# Problem description
Repeat the listing exactly as given, omitting every image.

##############################

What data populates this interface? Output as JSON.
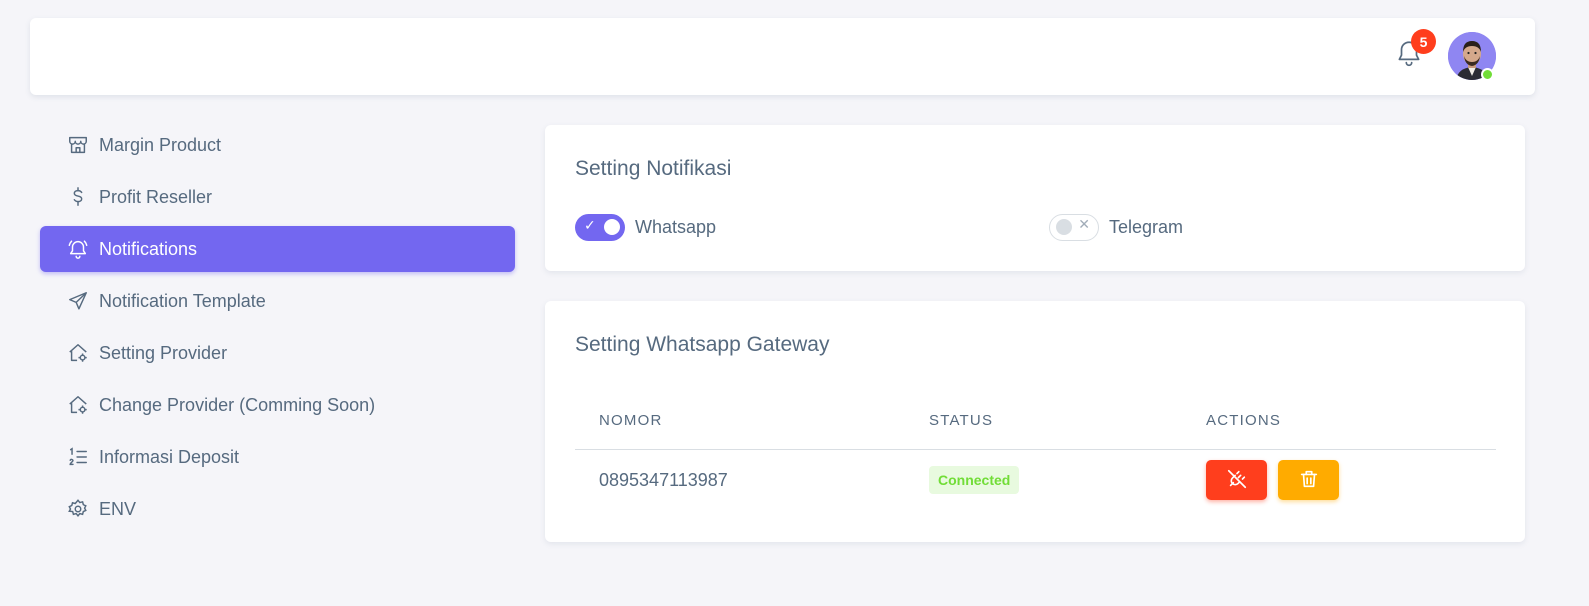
{
  "header": {
    "notifications_count": "5",
    "icons": [
      "bell-icon",
      "user-avatar"
    ]
  },
  "sidebar": {
    "items": [
      {
        "label": "Margin Product",
        "icon": "store-icon",
        "active": false
      },
      {
        "label": "Profit Reseller",
        "icon": "dollar-icon",
        "active": false
      },
      {
        "label": "Notifications",
        "icon": "bell-ringing-icon",
        "active": true
      },
      {
        "label": "Notification Template",
        "icon": "send-icon",
        "active": false
      },
      {
        "label": "Setting Provider",
        "icon": "home-cog-icon",
        "active": false
      },
      {
        "label": "Change Provider (Comming Soon)",
        "icon": "home-cog-icon",
        "active": false
      },
      {
        "label": "Informasi Deposit",
        "icon": "list-numbers-icon",
        "active": false
      },
      {
        "label": "ENV",
        "icon": "gear-icon",
        "active": false
      }
    ]
  },
  "notif_card": {
    "title": "Setting Notifikasi",
    "whatsapp": {
      "label": "Whatsapp",
      "enabled": true
    },
    "telegram": {
      "label": "Telegram",
      "enabled": false
    }
  },
  "gateway_card": {
    "title": "Setting Whatsapp Gateway",
    "columns": [
      "NOMOR",
      "STATUS",
      "ACTIONS"
    ],
    "rows": [
      {
        "nomor": "0895347113987",
        "status": "Connected"
      }
    ]
  },
  "colors": {
    "primary": "#7367f0",
    "danger": "#ff3e1d",
    "warning": "#ffab00",
    "success": "#71dd37"
  }
}
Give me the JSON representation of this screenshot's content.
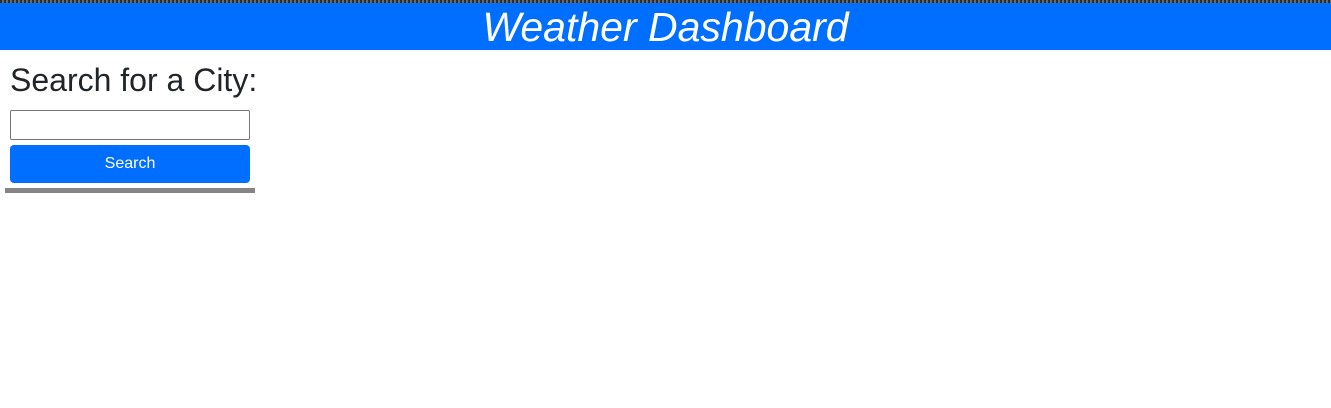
{
  "header": {
    "title": "Weather Dashboard"
  },
  "search": {
    "heading": "Search for a City:",
    "input_value": "",
    "placeholder": "",
    "button_label": "Search"
  },
  "colors": {
    "primary": "#006eff",
    "text": "#212529",
    "divider": "#858585"
  }
}
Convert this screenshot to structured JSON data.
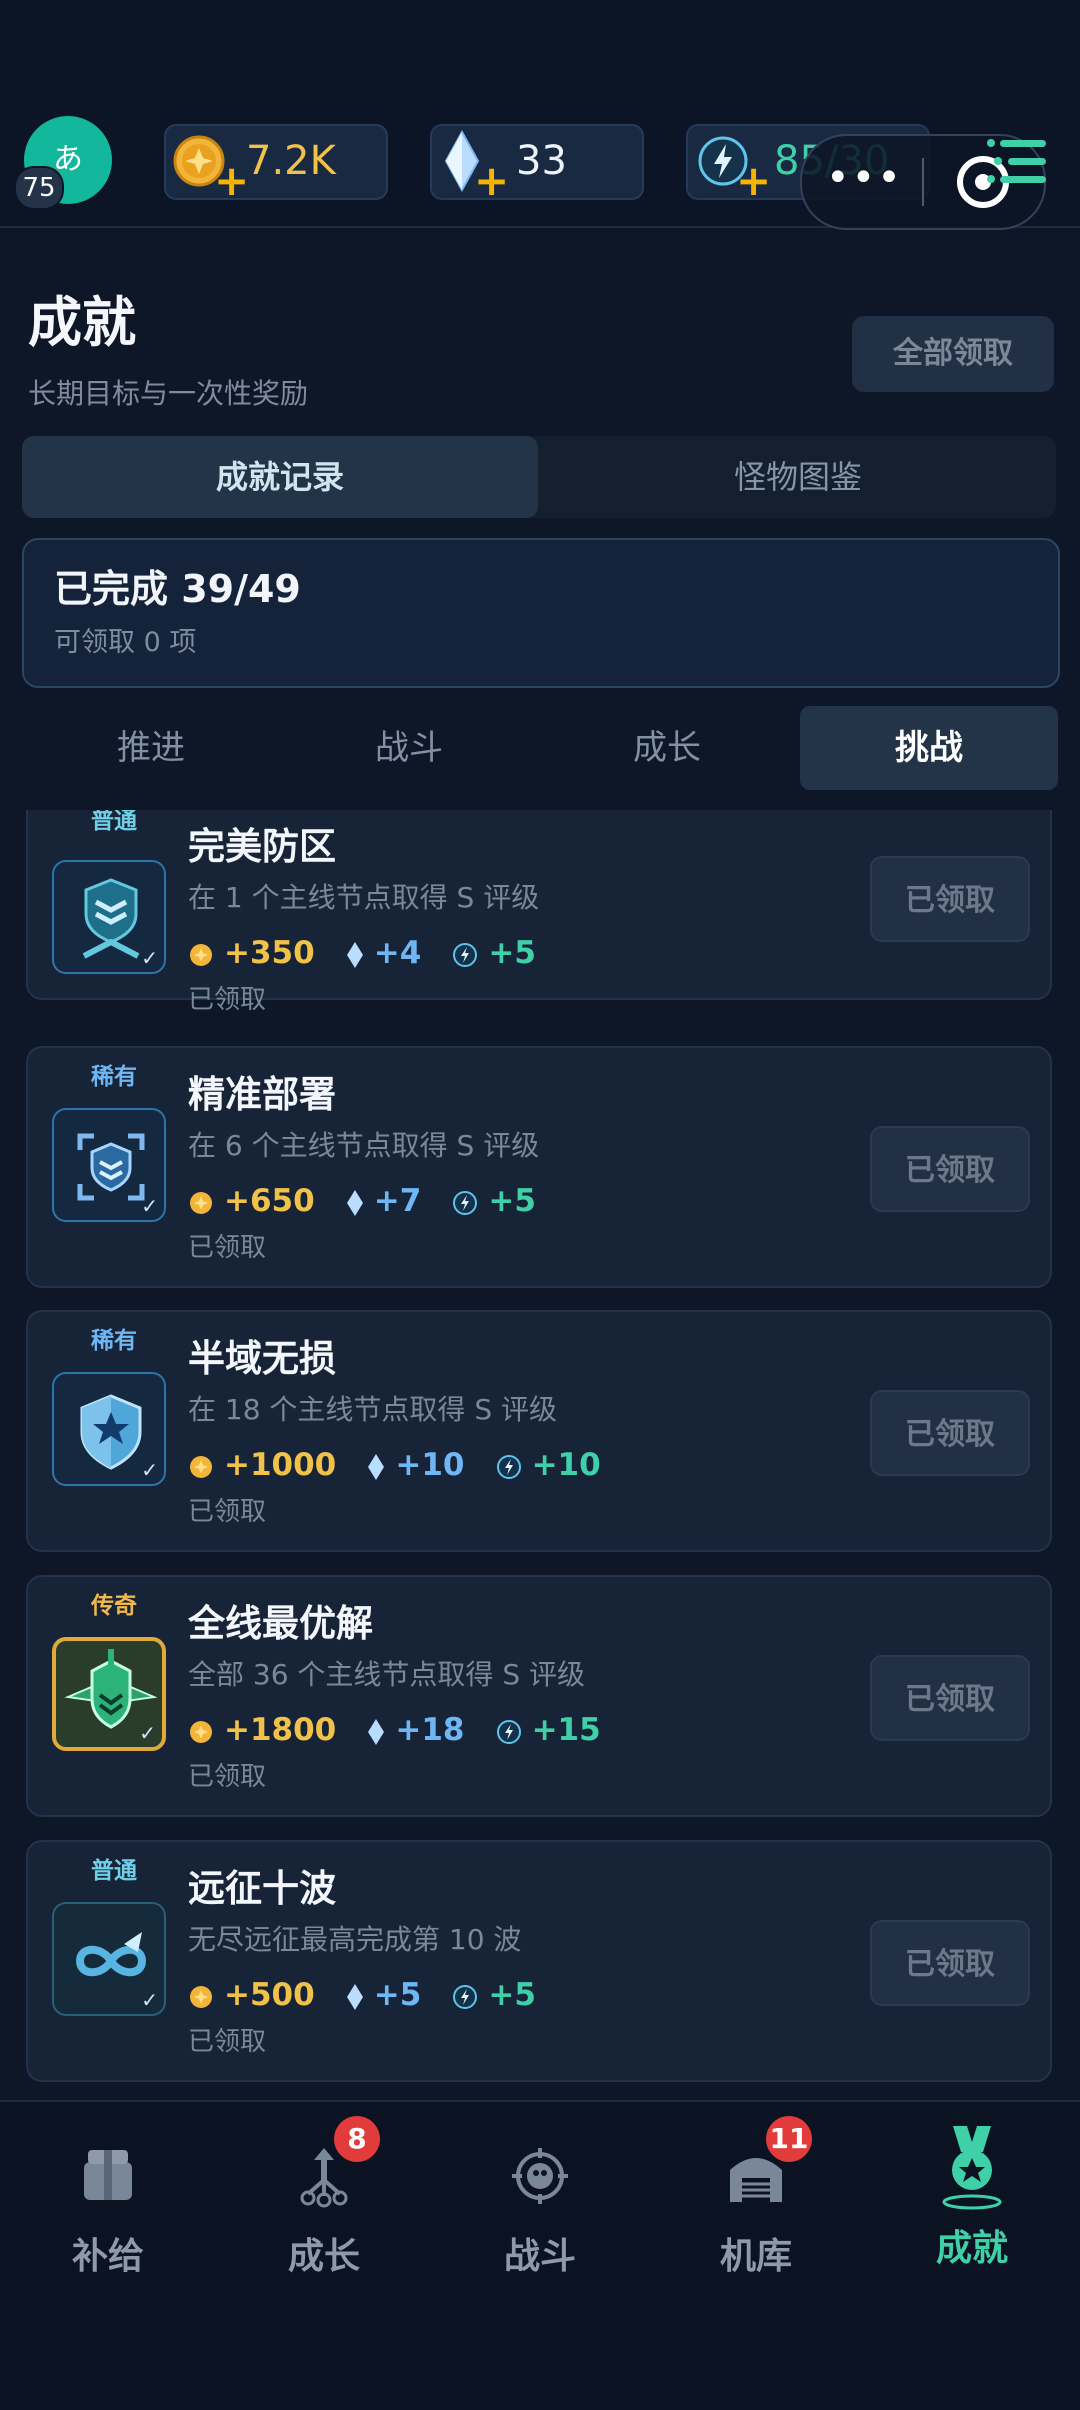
{
  "colors": {
    "accent": "#3fd0a8",
    "gold": "#f0c24a",
    "gem": "#6fb6f5",
    "badge": "#e23b3b",
    "common": "#6fd0e8",
    "rare": "#6fb6f5",
    "legendary": "#f2b84b"
  },
  "topbar": {
    "avatar_char": "あ",
    "level": "75",
    "gold": "7.2K",
    "gems": "33",
    "energy": "85/30"
  },
  "header": {
    "title": "成就",
    "subtitle": "长期目标与一次性奖励",
    "claim_all": "全部领取"
  },
  "segments": [
    "成就记录",
    "怪物图鉴"
  ],
  "progress": {
    "title": "已完成 39/49",
    "subtitle": "可领取 0 项"
  },
  "subtabs": [
    "推进",
    "战斗",
    "成长",
    "挑战"
  ],
  "achievements": [
    {
      "rarity": "普通",
      "title": "完美防区",
      "desc": "在 1 个主线节点取得 S 评级",
      "gold": "+350",
      "gems": "+4",
      "energy": "+5",
      "status": "已领取",
      "button": "已领取",
      "icon": "shield-chevron-icon"
    },
    {
      "rarity": "稀有",
      "title": "精准部署",
      "desc": "在 6 个主线节点取得 S 评级",
      "gold": "+650",
      "gems": "+7",
      "energy": "+5",
      "status": "已领取",
      "button": "已领取",
      "icon": "target-shield-icon"
    },
    {
      "rarity": "稀有",
      "title": "半域无损",
      "desc": "在 18 个主线节点取得 S 评级",
      "gold": "+1000",
      "gems": "+10",
      "energy": "+10",
      "status": "已领取",
      "button": "已领取",
      "icon": "star-shield-icon"
    },
    {
      "rarity": "传奇",
      "title": "全线最优解",
      "desc": "全部 36 个主线节点取得 S 评级",
      "gold": "+1800",
      "gems": "+18",
      "energy": "+15",
      "status": "已领取",
      "button": "已领取",
      "icon": "winged-shield-icon"
    },
    {
      "rarity": "普通",
      "title": "远征十波",
      "desc": "无尽远征最高完成第 10 波",
      "gold": "+500",
      "gems": "+5",
      "energy": "+5",
      "status": "已领取",
      "button": "已领取",
      "icon": "infinity-arrow-icon"
    }
  ],
  "nav": [
    {
      "label": "补给",
      "badge": "",
      "icon": "supply-crate-icon"
    },
    {
      "label": "成长",
      "badge": "8",
      "icon": "growth-tree-icon"
    },
    {
      "label": "战斗",
      "badge": "",
      "icon": "battle-target-icon"
    },
    {
      "label": "机库",
      "badge": "11",
      "icon": "hangar-icon"
    },
    {
      "label": "成就",
      "badge": "",
      "icon": "medal-icon"
    }
  ]
}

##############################

# Written solution
What data populates this interface? Output as JSON.
{
  "header": {
    "notifications_count": "5",
    "icons": [
      "bell-icon",
      "user-avatar"
    ]
  },
  "sidebar": {
    "items": [
      {
        "label": "Margin Product",
        "icon": "store-icon",
        "active": false
      },
      {
        "label": "Profit Reseller",
        "icon": "dollar-icon",
        "active": false
      },
      {
        "label": "Notifications",
        "icon": "bell-ringing-icon",
        "active": true
      },
      {
        "label": "Notification Template",
        "icon": "send-icon",
        "active": false
      },
      {
        "label": "Setting Provider",
        "icon": "home-cog-icon",
        "active": false
      },
      {
        "label": "Change Provider (Comming Soon)",
        "icon": "home-cog-icon",
        "active": false
      },
      {
        "label": "Informasi Deposit",
        "icon": "list-numbers-icon",
        "active": false
      },
      {
        "label": "ENV",
        "icon": "gear-icon",
        "active": false
      }
    ]
  },
  "notif_card": {
    "title": "Setting Notifikasi",
    "whatsapp": {
      "label": "Whatsapp",
      "enabled": true
    },
    "telegram": {
      "label": "Telegram",
      "enabled": false
    }
  },
  "gateway_card": {
    "title": "Setting Whatsapp Gateway",
    "columns": [
      "NOMOR",
      "STATUS",
      "ACTIONS"
    ],
    "rows": [
      {
        "nomor": "0895347113987",
        "status": "Connected"
      }
    ]
  },
  "colors": {
    "primary": "#7367f0",
    "danger": "#ff3e1d",
    "warning": "#ffab00",
    "success": "#71dd37"
  }
}
Give me the JSON representation of this screenshot's content.
{
  "header": {
    "title": "Weather Dashboard"
  },
  "search": {
    "heading": "Search for a City:",
    "input_value": "",
    "placeholder": "",
    "button_label": "Search"
  },
  "colors": {
    "primary": "#006eff",
    "text": "#212529",
    "divider": "#858585"
  }
}
Convert this screenshot to structured JSON data.
{
  "colors": {
    "accent": "#3fd0a8",
    "gold": "#f0c24a",
    "gem": "#6fb6f5",
    "badge": "#e23b3b",
    "common": "#6fd0e8",
    "rare": "#6fb6f5",
    "legendary": "#f2b84b"
  },
  "topbar": {
    "avatar_char": "あ",
    "level": "75",
    "gold": "7.2K",
    "gems": "33",
    "energy": "85/30"
  },
  "header": {
    "title": "成就",
    "subtitle": "长期目标与一次性奖励",
    "claim_all": "全部领取"
  },
  "segments": [
    "成就记录",
    "怪物图鉴"
  ],
  "progress": {
    "title": "已完成 39/49",
    "subtitle": "可领取 0 项"
  },
  "subtabs": [
    "推进",
    "战斗",
    "成长",
    "挑战"
  ],
  "achievements": [
    {
      "rarity": "普通",
      "title": "完美防区",
      "desc": "在 1 个主线节点取得 S 评级",
      "gold": "+350",
      "gems": "+4",
      "energy": "+5",
      "status": "已领取",
      "button": "已领取",
      "icon": "shield-chevron-icon"
    },
    {
      "rarity": "稀有",
      "title": "精准部署",
      "desc": "在 6 个主线节点取得 S 评级",
      "gold": "+650",
      "gems": "+7",
      "energy": "+5",
      "status": "已领取",
      "button": "已领取",
      "icon": "target-shield-icon"
    },
    {
      "rarity": "稀有",
      "title": "半域无损",
      "desc": "在 18 个主线节点取得 S 评级",
      "gold": "+1000",
      "gems": "+10",
      "energy": "+10",
      "status": "已领取",
      "button": "已领取",
      "icon": "star-shield-icon"
    },
    {
      "rarity": "传奇",
      "title": "全线最优解",
      "desc": "全部 36 个主线节点取得 S 评级",
      "gold": "+1800",
      "gems": "+18",
      "energy": "+15",
      "status": "已领取",
      "button": "已领取",
      "icon": "winged-shield-icon"
    },
    {
      "rarity": "普通",
      "title": "远征十波",
      "desc": "无尽远征最高完成第 10 波",
      "gold": "+500",
      "gems": "+5",
      "energy": "+5",
      "status": "已领取",
      "button": "已领取",
      "icon": "infinity-arrow-icon"
    }
  ],
  "nav": [
    {
      "label": "补给",
      "badge": "",
      "icon": "supply-crate-icon"
    },
    {
      "label": "成长",
      "badge": "8",
      "icon": "growth-tree-icon"
    },
    {
      "label": "战斗",
      "badge": "",
      "icon": "battle-target-icon"
    },
    {
      "label": "机库",
      "badge": "11",
      "icon": "hangar-icon"
    },
    {
      "label": "成就",
      "badge": "",
      "icon": "medal-icon"
    }
  ]
}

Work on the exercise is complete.